The cases raise fundamental questions about government structure because the appointments clause of the U.S. Constitution (Article II: Section 2) requires all “officers of the United States” to be nominated by the president and confirmed by the Senate. After the board began restructuring Puerto Rico’s debt, certain investor-creditors, as well as the labor union that represents employees of the island’s electric utility, challenged the board appointment. As the name creditor, Aurelius Investment, would write in its response to the cert petition in the lead case, “The dubious constitutionality of this scheme was obvious from the beginning.”

The U.S. Court of Appeals for the First Circuit, in February, ruled for the challengers but declined to invalidate any of the board’s actions, invoking the de facto officer doctrine. In so doing, the court: (1) effectively denied the challengers any meaningful remedy; (2) improperly expanded the power of Congress at the expense of the president and (3) disincentivized private parties from seeking recourse for violations of the Constitution’s structural protections.

The First Circuit’s erroneous application of the de facto officer doctrine is wholly out of line with Supreme Court precedent and undermines the separation of powers. As the court explained way back in the 1886 case of Norton v. Shelby County, the doctrine is an ancient tool of equity that ratifies acts performed by a government officer acting under color of official title even though it is later discovered that the officer’s appointment is legally deficient. The doctrine cures minor statutory defects, not those that violate the Constitution’s structural provisions.

Given that the board members’ power is “pursuant to” federal law (all the power comes from PROMESA), they occupy “continuing positions” (appointments of three years or longer), and they exercise “significant authority” (power to prosecute and veto, rescind and revise Puerto Rico laws and fiscal plans), the First Circuit correctly concluded that board members were principal federal officers subject to the appointments clause.

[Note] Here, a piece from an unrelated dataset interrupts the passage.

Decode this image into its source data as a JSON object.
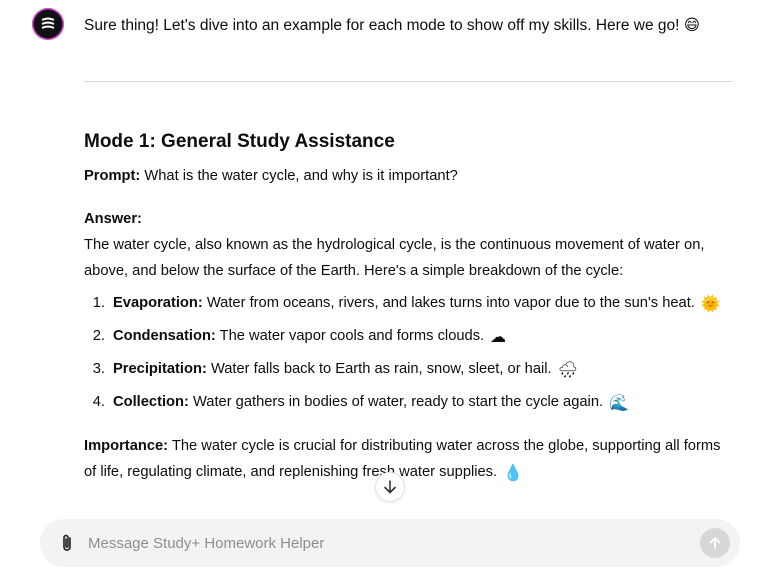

At this point, the court should have stricken the unconstitutional grant of appointment authority, vacated the board’s decisions, and corrected the constitutional defect by requiring new proceedings before a properly appointed board. Instead, the court fashioned its own judicial remedy under the archaic de facto officer doctrine. Ironically, in attempting to vindicate Congress’ improper grant of appointment power to itself, the court made a policy judgment about how best to restructure Puerto Rico’s debt, ignoring the constitutional violation and claiming for itself Congress’ power to legislate.

The Supreme Court has held repeatedly that private parties have an implied right of action to assert claims for separation-of-powers violations. But this right means nothing unless those bringing successful challenges have access to meaningful remedies. As the court put it in the 1995 case Ryder v. United States, “one who makes a timely challenge to the constitutional validity of the appointment of an officer who adjudicates his case is entitled to a decision on the merits of the question and whatever relief may be appropriate if a violation indeed occurred.” In applying the de facto officer doctrine to ratify the unconstitutional board’s actions, the First Circuit denied the challengers the relief to which they’re entitled.

Constitutional structure is important; it’s what ultimately secures our liberties and ensures that we have the rule of law, rather than man—whether that be the president or the group of men and women in Congress, or both in collusion against our founding document. As the justices struggle with the important legal and practical considerations at issue in Puerto Rico’s near-bankruptcy—they seemed mostly concerned at argument about whether the board exercised national or local power, which would be a curious way to interpret a federal law created by an act of Congress—they need to show that the judiciary will maintain our ever-fragile separation of powers even when the other branches fail to do so.